Collected data entries:

--------

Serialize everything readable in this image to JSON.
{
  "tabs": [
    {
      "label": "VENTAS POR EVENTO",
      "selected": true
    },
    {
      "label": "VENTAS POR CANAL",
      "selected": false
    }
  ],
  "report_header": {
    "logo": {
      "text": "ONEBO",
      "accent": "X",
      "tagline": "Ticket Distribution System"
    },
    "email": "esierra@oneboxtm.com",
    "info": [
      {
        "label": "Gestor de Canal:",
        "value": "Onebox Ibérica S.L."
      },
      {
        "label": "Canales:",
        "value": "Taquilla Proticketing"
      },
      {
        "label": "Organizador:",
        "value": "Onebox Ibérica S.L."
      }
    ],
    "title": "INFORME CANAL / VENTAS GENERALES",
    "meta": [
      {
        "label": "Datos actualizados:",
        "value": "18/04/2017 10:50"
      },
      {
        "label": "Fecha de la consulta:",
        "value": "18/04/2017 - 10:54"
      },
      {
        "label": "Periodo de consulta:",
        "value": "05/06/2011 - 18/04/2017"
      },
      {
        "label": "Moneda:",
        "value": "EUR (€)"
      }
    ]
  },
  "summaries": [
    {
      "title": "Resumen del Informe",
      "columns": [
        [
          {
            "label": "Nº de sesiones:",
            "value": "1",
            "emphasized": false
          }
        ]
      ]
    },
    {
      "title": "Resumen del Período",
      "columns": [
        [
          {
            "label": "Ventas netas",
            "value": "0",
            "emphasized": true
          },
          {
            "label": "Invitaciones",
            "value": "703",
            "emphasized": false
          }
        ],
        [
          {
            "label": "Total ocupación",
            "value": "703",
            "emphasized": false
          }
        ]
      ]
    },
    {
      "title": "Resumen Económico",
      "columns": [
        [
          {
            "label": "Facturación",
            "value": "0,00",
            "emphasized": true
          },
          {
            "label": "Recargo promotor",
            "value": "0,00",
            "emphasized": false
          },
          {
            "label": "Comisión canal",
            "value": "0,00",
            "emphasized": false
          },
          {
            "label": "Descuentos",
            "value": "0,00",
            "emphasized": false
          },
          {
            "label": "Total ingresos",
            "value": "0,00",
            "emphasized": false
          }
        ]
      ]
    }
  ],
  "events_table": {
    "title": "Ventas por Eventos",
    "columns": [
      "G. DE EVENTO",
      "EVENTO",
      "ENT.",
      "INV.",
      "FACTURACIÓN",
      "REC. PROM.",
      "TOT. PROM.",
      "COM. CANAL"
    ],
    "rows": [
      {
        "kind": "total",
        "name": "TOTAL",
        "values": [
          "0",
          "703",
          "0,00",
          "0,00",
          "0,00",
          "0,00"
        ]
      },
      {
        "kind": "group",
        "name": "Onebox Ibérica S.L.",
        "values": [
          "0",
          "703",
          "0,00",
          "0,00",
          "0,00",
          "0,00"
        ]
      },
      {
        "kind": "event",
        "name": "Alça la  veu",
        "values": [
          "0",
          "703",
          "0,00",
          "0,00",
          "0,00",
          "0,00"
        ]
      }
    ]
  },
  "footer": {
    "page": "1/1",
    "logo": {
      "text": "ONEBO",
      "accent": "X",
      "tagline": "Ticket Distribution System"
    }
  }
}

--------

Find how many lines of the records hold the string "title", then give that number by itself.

Result of the exercise » 5